● **Input material**
- - -
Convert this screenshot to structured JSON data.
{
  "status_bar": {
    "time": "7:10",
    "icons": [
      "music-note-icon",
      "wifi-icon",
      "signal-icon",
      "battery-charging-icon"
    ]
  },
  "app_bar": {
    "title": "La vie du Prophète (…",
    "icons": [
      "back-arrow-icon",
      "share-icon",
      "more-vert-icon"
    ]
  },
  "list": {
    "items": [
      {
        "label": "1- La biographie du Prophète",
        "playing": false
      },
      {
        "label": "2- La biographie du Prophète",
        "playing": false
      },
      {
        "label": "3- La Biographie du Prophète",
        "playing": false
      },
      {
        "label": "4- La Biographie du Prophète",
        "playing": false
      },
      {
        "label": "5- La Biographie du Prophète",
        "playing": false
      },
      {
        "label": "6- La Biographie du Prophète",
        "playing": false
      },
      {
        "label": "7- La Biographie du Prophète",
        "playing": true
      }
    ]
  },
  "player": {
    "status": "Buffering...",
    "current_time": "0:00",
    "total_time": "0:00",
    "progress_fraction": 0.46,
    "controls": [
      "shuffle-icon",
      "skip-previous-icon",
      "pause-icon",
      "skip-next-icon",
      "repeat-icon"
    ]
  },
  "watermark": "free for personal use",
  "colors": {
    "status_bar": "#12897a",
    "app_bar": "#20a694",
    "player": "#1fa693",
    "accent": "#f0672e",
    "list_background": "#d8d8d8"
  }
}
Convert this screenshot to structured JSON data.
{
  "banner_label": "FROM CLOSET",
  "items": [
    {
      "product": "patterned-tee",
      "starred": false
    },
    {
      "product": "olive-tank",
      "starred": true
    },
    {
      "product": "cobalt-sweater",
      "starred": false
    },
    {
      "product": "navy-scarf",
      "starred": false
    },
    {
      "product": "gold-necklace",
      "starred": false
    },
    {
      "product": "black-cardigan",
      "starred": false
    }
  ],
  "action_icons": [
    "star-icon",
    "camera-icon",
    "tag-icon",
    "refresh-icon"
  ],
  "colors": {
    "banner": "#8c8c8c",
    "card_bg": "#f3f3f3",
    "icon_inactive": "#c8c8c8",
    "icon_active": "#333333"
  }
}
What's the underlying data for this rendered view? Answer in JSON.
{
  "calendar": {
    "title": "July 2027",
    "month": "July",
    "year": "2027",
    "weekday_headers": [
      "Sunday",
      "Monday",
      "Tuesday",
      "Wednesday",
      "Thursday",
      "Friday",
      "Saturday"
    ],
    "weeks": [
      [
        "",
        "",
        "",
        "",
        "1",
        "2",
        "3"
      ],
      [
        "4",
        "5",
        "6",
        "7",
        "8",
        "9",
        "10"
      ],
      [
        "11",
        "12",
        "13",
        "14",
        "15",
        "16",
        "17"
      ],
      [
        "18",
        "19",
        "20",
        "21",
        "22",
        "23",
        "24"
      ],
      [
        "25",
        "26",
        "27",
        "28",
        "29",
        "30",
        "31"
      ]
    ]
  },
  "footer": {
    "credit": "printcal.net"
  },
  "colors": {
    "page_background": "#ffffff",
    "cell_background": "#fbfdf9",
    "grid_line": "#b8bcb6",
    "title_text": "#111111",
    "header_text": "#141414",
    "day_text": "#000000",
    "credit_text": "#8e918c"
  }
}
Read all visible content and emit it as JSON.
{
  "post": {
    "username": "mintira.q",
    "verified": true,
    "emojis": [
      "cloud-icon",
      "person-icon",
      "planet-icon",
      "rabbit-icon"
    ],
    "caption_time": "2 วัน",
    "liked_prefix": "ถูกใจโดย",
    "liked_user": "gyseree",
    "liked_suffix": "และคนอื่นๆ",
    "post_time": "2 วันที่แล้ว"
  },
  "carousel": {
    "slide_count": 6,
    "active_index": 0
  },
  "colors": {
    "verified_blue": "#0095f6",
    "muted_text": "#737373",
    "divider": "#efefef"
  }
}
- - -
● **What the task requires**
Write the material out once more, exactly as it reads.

● **Exercise output**
Convert this screenshot to structured JSON data.
{
  "status_bar": {
    "time": "7:10",
    "icons": [
      "music-note-icon",
      "wifi-icon",
      "signal-icon",
      "battery-charging-icon"
    ]
  },
  "app_bar": {
    "title": "La vie du Prophète (…",
    "icons": [
      "back-arrow-icon",
      "share-icon",
      "more-vert-icon"
    ]
  },
  "list": {
    "items": [
      {
        "label": "1- La biographie du Prophète",
        "playing": false
      },
      {
        "label": "2- La biographie du Prophète",
        "playing": false
      },
      {
        "label": "3- La Biographie du Prophète",
        "playing": false
      },
      {
        "label": "4- La Biographie du Prophète",
        "playing": false
      },
      {
        "label": "5- La Biographie du Prophète",
        "playing": false
      },
      {
        "label": "6- La Biographie du Prophète",
        "playing": false
      },
      {
        "label": "7- La Biographie du Prophète",
        "playing": true
      }
    ]
  },
  "player": {
    "status": "Buffering...",
    "current_time": "0:00",
    "total_time": "0:00",
    "progress_fraction": 0.46,
    "controls": [
      "shuffle-icon",
      "skip-previous-icon",
      "pause-icon",
      "skip-next-icon",
      "repeat-icon"
    ]
  },
  "watermark": "free for personal use",
  "colors": {
    "status_bar": "#12897a",
    "app_bar": "#20a694",
    "player": "#1fa693",
    "accent": "#f0672e",
    "list_background": "#d8d8d8"
  }
}
Convert this screenshot to structured JSON data.
{
  "banner_label": "FROM CLOSET",
  "items": [
    {
      "product": "patterned-tee",
      "starred": false
    },
    {
      "product": "olive-tank",
      "starred": true
    },
    {
      "product": "cobalt-sweater",
      "starred": false
    },
    {
      "product": "navy-scarf",
      "starred": false
    },
    {
      "product": "gold-necklace",
      "starred": false
    },
    {
      "product": "black-cardigan",
      "starred": false
    }
  ],
  "action_icons": [
    "star-icon",
    "camera-icon",
    "tag-icon",
    "refresh-icon"
  ],
  "colors": {
    "banner": "#8c8c8c",
    "card_bg": "#f3f3f3",
    "icon_inactive": "#c8c8c8",
    "icon_active": "#333333"
  }
}
What's the underlying data for this rendered view? Answer in JSON.
{
  "calendar": {
    "title": "July 2027",
    "month": "July",
    "year": "2027",
    "weekday_headers": [
      "Sunday",
      "Monday",
      "Tuesday",
      "Wednesday",
      "Thursday",
      "Friday",
      "Saturday"
    ],
    "weeks": [
      [
        "",
        "",
        "",
        "",
        "1",
        "2",
        "3"
      ],
      [
        "4",
        "5",
        "6",
        "7",
        "8",
        "9",
        "10"
      ],
      [
        "11",
        "12",
        "13",
        "14",
        "15",
        "16",
        "17"
      ],
      [
        "18",
        "19",
        "20",
        "21",
        "22",
        "23",
        "24"
      ],
      [
        "25",
        "26",
        "27",
        "28",
        "29",
        "30",
        "31"
      ]
    ]
  },
  "footer": {
    "credit": "printcal.net"
  },
  "colors": {
    "page_background": "#ffffff",
    "cell_background": "#fbfdf9",
    "grid_line": "#b8bcb6",
    "title_text": "#111111",
    "header_text": "#141414",
    "day_text": "#000000",
    "credit_text": "#8e918c"
  }
}
Read all visible content and emit it as JSON.
{
  "post": {
    "username": "mintira.q",
    "verified": true,
    "emojis": [
      "cloud-icon",
      "person-icon",
      "planet-icon",
      "rabbit-icon"
    ],
    "caption_time": "2 วัน",
    "liked_prefix": "ถูกใจโดย",
    "liked_user": "gyseree",
    "liked_suffix": "และคนอื่นๆ",
    "post_time": "2 วันที่แล้ว"
  },
  "carousel": {
    "slide_count": 6,
    "active_index": 0
  },
  "colors": {
    "verified_blue": "#0095f6",
    "muted_text": "#737373",
    "divider": "#efefef"
  }
}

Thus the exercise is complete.